Risk our lives or wait till the law is implemented?

Today is the second time I was seriously charged by an elephant because of the irresponsible behavior of people.

The first time was on 25th January at 10:20 am (these things tend to stick to memory). The personnel of a nearby school at Vazhaithottam came to the river near our house throwing loud fire crackers. I went to let them know they were elephants around and was charged very seriously by Cortes. This happened because I was looking for him on the wrong side and I could not see him early enough. I was probably three seconds from being killed if my wife hadn’t shouted at the top of her voice during the charge and also risked her life by running towards the elephant. Elephants get confused when they hear loud noise and tend to lose their focus of the target.

Cortes immediately after breaking the charge. Photo Peter Davidar.

It happened again today. We saw a group of seven people and a dog walking near the river again at 10:00 am coming from the Mavinhalla village. I went to advise them to leave. I barely had the time to ask them who they were and where they had come from, when I saw an elephant charging. I only had the time to shout “run”. Luckily, we all managed to reach the house safely, but if I had not gone at the risk of my life, they would have been casualties.

Group of tourists after the charge. One person is hidden, recovering. You can also suffer cardiac arrest…

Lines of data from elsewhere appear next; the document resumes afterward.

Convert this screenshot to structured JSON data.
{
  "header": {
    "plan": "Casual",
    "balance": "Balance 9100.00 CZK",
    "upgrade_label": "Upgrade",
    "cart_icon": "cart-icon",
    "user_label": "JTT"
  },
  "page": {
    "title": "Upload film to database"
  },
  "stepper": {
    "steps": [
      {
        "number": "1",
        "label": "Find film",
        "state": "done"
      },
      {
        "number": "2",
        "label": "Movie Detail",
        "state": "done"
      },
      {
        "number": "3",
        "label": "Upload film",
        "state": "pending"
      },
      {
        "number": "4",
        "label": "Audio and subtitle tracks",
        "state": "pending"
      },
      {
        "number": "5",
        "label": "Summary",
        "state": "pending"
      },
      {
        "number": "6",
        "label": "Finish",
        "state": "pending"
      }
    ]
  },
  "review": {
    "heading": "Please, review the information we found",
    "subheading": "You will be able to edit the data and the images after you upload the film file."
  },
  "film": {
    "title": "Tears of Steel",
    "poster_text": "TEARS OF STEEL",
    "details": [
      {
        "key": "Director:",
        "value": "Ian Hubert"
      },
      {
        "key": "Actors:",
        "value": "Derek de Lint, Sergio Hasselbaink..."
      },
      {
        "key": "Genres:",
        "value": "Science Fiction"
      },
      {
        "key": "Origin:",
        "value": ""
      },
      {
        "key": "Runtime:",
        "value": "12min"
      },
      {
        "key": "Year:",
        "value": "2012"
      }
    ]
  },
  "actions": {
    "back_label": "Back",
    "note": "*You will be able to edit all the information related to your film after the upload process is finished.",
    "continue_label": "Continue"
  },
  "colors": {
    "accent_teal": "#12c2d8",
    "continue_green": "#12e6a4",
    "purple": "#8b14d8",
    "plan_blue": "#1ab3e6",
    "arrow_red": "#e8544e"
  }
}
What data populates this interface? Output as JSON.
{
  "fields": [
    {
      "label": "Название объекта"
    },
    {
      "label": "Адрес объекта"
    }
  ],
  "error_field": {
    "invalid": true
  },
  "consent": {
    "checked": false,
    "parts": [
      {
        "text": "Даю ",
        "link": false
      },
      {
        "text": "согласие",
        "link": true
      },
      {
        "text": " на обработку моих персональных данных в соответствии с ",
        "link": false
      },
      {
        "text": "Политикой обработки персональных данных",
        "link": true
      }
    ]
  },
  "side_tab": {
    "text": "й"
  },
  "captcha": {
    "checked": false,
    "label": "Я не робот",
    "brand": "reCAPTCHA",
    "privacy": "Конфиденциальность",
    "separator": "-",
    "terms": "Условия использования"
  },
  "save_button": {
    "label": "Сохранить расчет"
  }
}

Recorded human deaths due to an elephant charge due to human disturbance inflate the statistics of human-elephant conflict (HEC). However, as we can see here, there was no conflict. In the first case, a few local people wanted to have a good time near a stream across from a Reserved Forest. In this place they are bound to meet with elephants. In order to do what they want, they  regularly disturb threatened species – in a protected area. In the second case, the group of tourists came from a house that operates as an illegal guest house and absolutely everyone knows about it. Illegal business do not trouble themselves with visitors’ safety and environment regulation.

The question is: when is the law going to be enforced before someone is killed?

Jean-Philippe Puyravaud